Dinner for 150 was Melvin Gray's specialty when he cooked in Army kitchens in the United States and the former West Germany.
The Fort Dodge man had expressed interest in joining a military police unit after completing his basic training. His wish was fulfilled, at least partially, when he was assigned to such an outfit as a cook.
Gray graduated from Lohrville High School in 1953 and found it hard to get a job. He said a lot of young men at the time found getting a job to be hard because the draft was ongoing and employers knew that any man they hired would probably be inducted into the service.
Melvin Gray, of Fort Dodge, looks over some photos taken while he was in the Army from 1953 to 1955. He was a cook, and was assigned to a military police unit in the former West Germany.
Faced with the prospects of unemployment and being drafted, Gray said he volunteered for the draft. He said that volunteering ensured he would be among the first men selected when the local draft board began its next round of inductions.
''I knew it was the right thing to do, but I also knew that I would be drafted,'' Gray said.
He was drafted in October 1953, months after Korean War combat had ended. He was sent to Fort Leonard Wood, Mo., for basic training. He recalled that the only grass on the post was on the football field. The rest of the ground, he said, was clay and rock.
Eight weeks of training that included lots of calisthentics followed.
Gray said that after basic training was over, he was asked to list three Army jobs he would like to have. He listed physical fitness instructor, military police officer and truck driver.
After getting his list, the Army promptly sent Gray to cooking school at Fort Leonard Wood. He believes he was picked for cooking school because he didn't have perfect vision.
Upon completing cooking school, Gray was dispatched to Fort McClellan in Alabama in 1954. Not long after arriving there, he volunteered to go overseas.
He was assigned to the 793rd Military Police Co. at Grafenwoehr Training Area in the former West Germany. That military base consists of 90 square miles at which American units wage practice battles.

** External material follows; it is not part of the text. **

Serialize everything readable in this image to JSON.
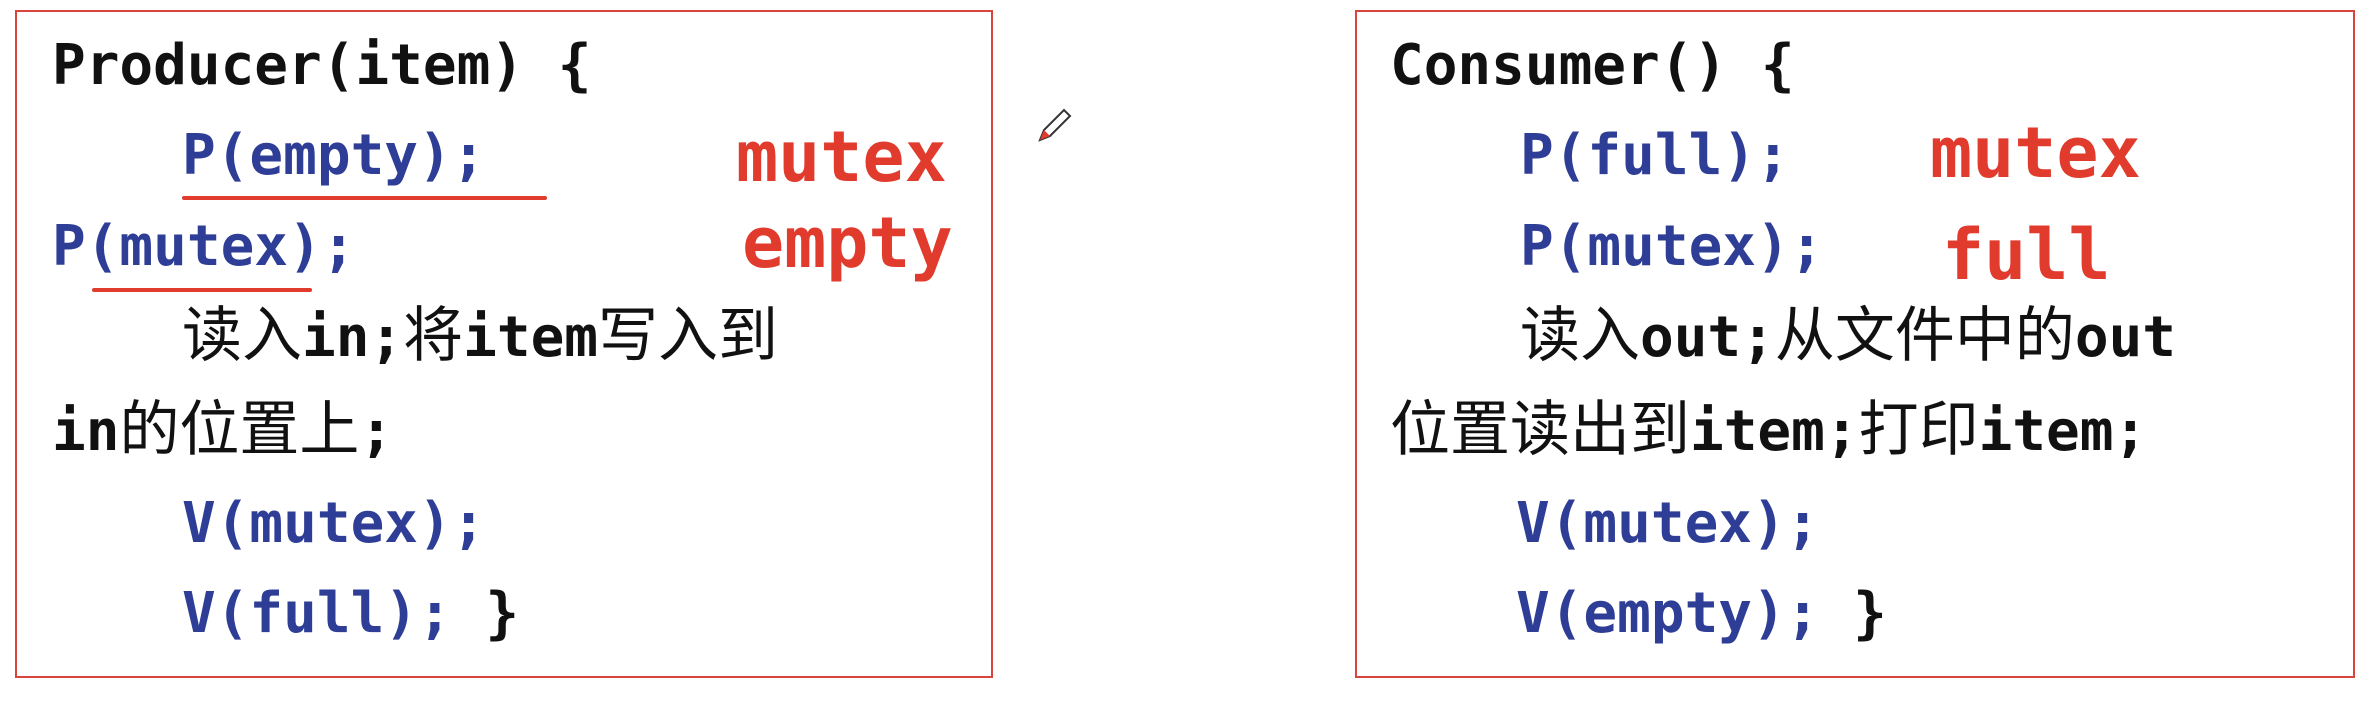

''That was supposed to have been Hitler's big training area,'' Gray said.
While numerous Army units came to Grafenwhoer for training exercises, there were just three units permanently assigned there, according to Gray. One was his military police company, another was the hospital and the third was a headquarters company responsible for managing the base.
He said that four to five Army cooks and a handful of German civilians worked in the kitchen during every meal. He said they prepared food for 150 soldiers at a time.
Getting breakfast ready for the troops meant getting out of bed at 3 a.m., Gray recalled.
Gray was in West Germany for 14 months. During his last six months there, he became a baker. He said he mostly baked desserts including cakes, cookies and jelly rolls.
He said that not far from the base was a town called Weiden that straddled the border between democratic West Germany and communist East Germany. He had visited the town and recalled that American soldiers there had to make sure that they didn't stray into the communist side of town.
''You had to be careful, especially when you were in that one town,'' he said.
As his Army tour of duty neared its end, Gray flew back to the United States. He reported to Fort Sheridan in Illinois and was discharged from the military there in September 1955.
Gray said he was ''in and out of the Army before I was 21.''
Upon returning to civilian life, Gray farmed and worked at a variety of jobs, including driving a tanker truck and building cabinets.